Supplied records:
>>>

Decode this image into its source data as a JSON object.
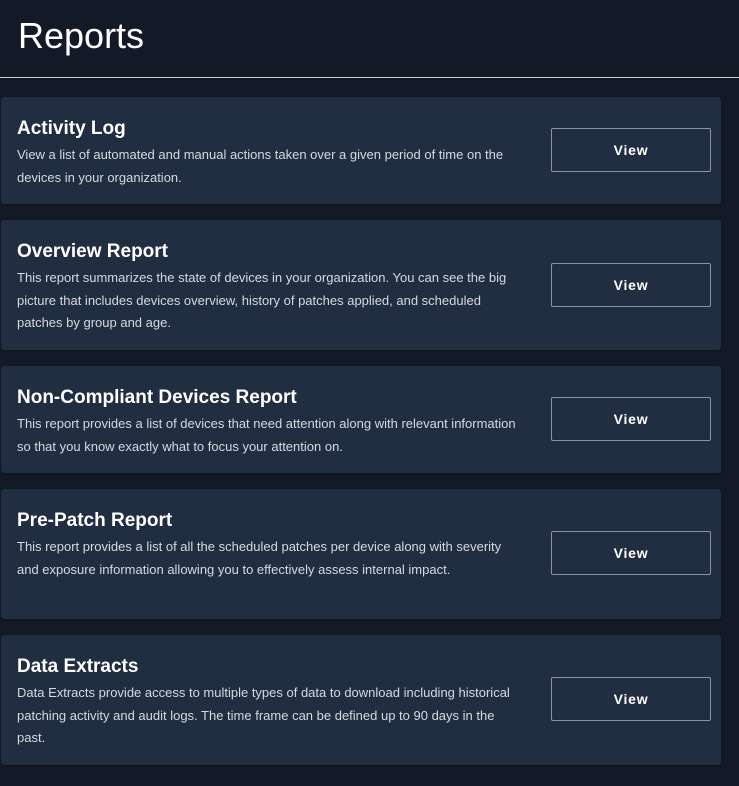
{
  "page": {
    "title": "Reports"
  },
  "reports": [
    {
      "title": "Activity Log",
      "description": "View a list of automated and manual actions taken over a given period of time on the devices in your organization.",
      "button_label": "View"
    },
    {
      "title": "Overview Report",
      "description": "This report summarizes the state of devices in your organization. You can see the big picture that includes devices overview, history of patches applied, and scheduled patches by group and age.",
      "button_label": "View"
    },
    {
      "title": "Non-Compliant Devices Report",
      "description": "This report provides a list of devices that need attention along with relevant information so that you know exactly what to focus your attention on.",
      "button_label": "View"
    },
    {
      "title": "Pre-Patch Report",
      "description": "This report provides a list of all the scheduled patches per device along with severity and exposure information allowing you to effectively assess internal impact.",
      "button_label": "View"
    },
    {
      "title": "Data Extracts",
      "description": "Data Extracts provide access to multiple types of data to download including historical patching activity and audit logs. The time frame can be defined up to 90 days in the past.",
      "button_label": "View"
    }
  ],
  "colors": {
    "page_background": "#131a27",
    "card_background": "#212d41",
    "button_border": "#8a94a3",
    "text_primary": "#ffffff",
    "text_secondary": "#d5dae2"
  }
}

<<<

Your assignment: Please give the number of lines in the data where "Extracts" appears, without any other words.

Task result: 2